Task goal = Scan the material for the word "Erica" and return every matching line.

Records to process =
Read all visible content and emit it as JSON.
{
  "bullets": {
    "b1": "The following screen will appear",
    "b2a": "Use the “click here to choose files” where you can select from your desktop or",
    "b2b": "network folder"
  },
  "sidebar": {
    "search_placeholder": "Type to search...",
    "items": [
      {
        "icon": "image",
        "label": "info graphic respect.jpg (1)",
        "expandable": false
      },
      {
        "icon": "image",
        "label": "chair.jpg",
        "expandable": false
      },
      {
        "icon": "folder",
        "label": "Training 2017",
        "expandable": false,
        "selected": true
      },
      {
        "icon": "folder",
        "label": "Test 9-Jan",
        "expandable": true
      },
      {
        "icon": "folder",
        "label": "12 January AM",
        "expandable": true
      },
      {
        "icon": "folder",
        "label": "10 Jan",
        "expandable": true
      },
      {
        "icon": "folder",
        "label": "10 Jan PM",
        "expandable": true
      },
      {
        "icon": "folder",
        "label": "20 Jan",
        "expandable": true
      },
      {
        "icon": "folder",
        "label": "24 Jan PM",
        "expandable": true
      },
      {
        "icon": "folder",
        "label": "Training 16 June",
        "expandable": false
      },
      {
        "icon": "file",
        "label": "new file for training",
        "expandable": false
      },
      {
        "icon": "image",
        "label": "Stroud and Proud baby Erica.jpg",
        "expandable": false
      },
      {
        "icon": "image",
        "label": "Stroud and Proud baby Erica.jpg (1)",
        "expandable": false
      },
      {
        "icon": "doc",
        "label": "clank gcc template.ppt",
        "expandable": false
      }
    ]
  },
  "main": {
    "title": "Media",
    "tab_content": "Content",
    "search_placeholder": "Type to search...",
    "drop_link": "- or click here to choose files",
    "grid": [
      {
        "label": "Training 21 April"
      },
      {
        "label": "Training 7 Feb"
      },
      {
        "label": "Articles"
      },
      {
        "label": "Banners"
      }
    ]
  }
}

Response =
        "label": "Stroud and Proud baby Erica.jpg",
        "label": "Stroud and Proud baby Erica.jpg (1)",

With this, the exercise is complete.